====== Data to examine ======
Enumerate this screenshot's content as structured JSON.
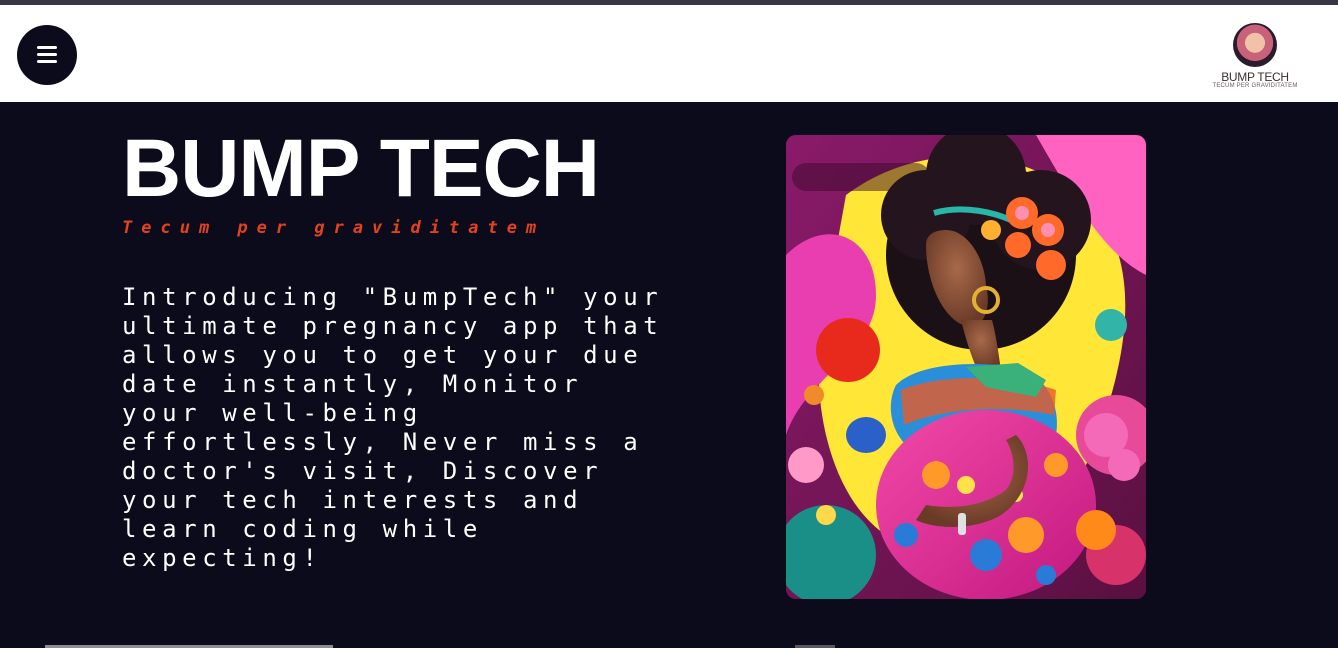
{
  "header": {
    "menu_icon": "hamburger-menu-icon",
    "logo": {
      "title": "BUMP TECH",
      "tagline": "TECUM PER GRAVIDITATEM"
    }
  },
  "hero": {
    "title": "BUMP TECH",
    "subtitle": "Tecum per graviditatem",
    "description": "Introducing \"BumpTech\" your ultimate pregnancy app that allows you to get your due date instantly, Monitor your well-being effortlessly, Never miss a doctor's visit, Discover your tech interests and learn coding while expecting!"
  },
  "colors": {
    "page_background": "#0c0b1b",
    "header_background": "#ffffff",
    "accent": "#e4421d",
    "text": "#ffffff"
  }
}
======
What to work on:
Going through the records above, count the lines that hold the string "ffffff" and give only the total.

Answer below:
2